SSH into the server

This is a two part section, and I recommend using this every time you SSH into a server from a new PC.

ssh $USER$@$HOST$ -p 2020

This will likely display a message asking to verify the key for the server. This is to prevent man-in-the-middle attacks, so I recommend verifying this whenever asked.

Verify SSH

To verify, you'll need to run the following command on the server.

ssh-keygen -l -f /etc/ssh/ssh_host_ed25519_key.pub

Then if the key the server shows matches that on your PC's SSH prompt, type yes and hit enter from your PC.

SSH without a password

To be more secure, and to SSH faster we can setup an SSH key, and use that for user authentication.

Create an SSH key

We'll create an ed25519 ssh-key, as it's more secure, and performant than the default rsa.

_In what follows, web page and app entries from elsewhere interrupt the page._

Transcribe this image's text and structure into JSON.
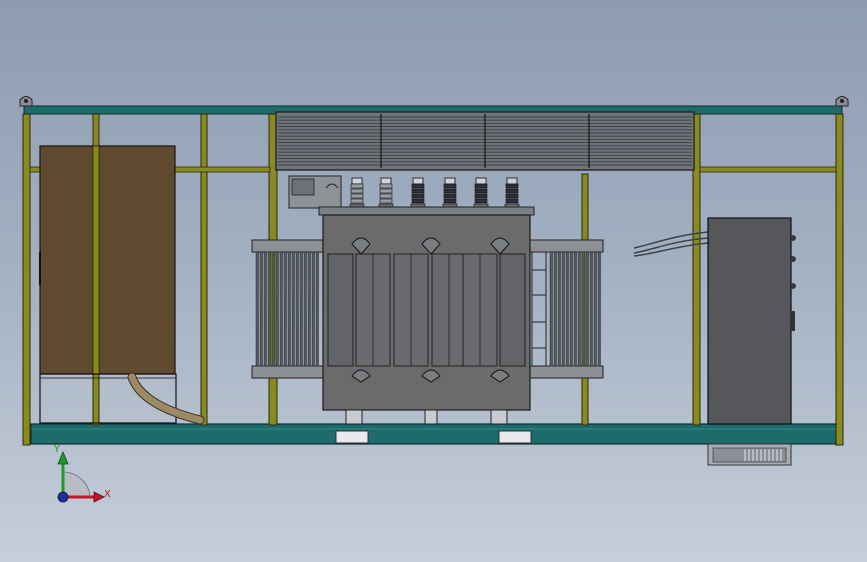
{
  "viewport": {
    "background_top": "#8d9cb2",
    "background_bottom": "#c6ceda"
  },
  "colors": {
    "frame_teal": "#1e6b6b",
    "frame_olive": "#8a8a22",
    "cabinet_brown": "#5f4a30",
    "transformer_body": "#6b6b6b",
    "radiator_fins": "#555a5e",
    "control_cabinet": "#55575b",
    "hose": "#9c8a66"
  },
  "triad": {
    "x_label": "X",
    "y_label": "Y",
    "x_color": "#c0162a",
    "y_color": "#1f9a2a",
    "z_color": "#1c2f9c"
  },
  "components": {
    "bushings_count": 6,
    "hv_bushings_count": 2,
    "lower_terminals_count": 3,
    "upper_terminals_count": 3
  }
}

ssh-keygen -t ed25519

Copy the SSH key onto the server

From the terminal there's a nifty command to copy ssh keys to a server.

ssh-copy-id -p 2020 -i ~/.ssh/id_ed25519 USER@HOST

Alternatively you can add the key to the server manually. This is recommended, especially when adding other users.

First on your PC you need to run the following, and take note of the output.

cat ~/.ssh/id_ed25519.pub

Then on the server, open the following file, and add the output to a new line.

vim /home/USER/.ssh/authorized_keys

SSH again

Now simply run the same ssh command as before, and you shouldn't get a password prompt.

ssh $USER$@$HOST$ -p 2020

(Optional) Fail2Ban

Fail2ban is used to periodically check server logs, and bans IPs that appear to be trying to brute-force into your server. It's only "required" for servers exposed to the internet.

apt install fail2ban -y
systemctl enable fail2ban

There's a lot of options for fail2ban, this just installs it. For a little more detail checkout Crownclouds fail2ban guide.

TODO:(Optional) Unattended Upgrades

Updates to a server typically want to be done by a human in case things go wrong, but smaller updates can be set to be done automatically.

apt install unattended-upgrades

The above downlads, and starts unattended-upgrades with some good defaults, but if you want a some more details check cyberciti'sunattended upgrades guide.

(Optional) Setup User preferences

These are a few things I personally like to have on a basic server. If you have your own preferences, dotfiles, or intend to use oh-my-zsh fell free to skip over this.

Vi mode bash

Warning this is a preference you may not want to use if you're a beginner, and/or don't use VIM (text editor), as it sets the terminal to work more like VIM

Open your .bashrc file in your editor of choice

vim ~/.bashrc

Add the following to the bottom of the file

set -o vi


Instead of typing out long commands you can alias them, and type a shorthand version. I've written an article about aliases that explains setting up, and aliases I use. Below are some essentials for those that don't want to jump to another article.

alias ll="ls -lhtr"
alias df="df -h"
alias ta="tmux attach || tmux new"
alias ipe="curl ifconfig.co"

Reads shouldn't write!

Another personal opinion, and change is to enable noatime, and nodiratime. Be careful with this change! And ignore if you followed my Debian install guide, as they're already enabled.

Basically without these, when a file is opened (read) on your filesystem, a write is invoked to update the time it was opened, which causes unwanted writes, and CPU cycles.

Open your fstab file

sudo vim /etc/fstab

And edit your mounted drive(s) to include these flags

UUID=<YOUR-UUID>    /    ext4    noatime,nodiratime    0 1

The above uses an example, make your EXISTING lines look kinda like the above. Essentially just adding noatime, nodiratime

Server maintance notes

Keep the server up-to date as much as possible

Only install things that you need. If this is a server for learning, half ignore this, but for production servers only install services, and make changes that are required.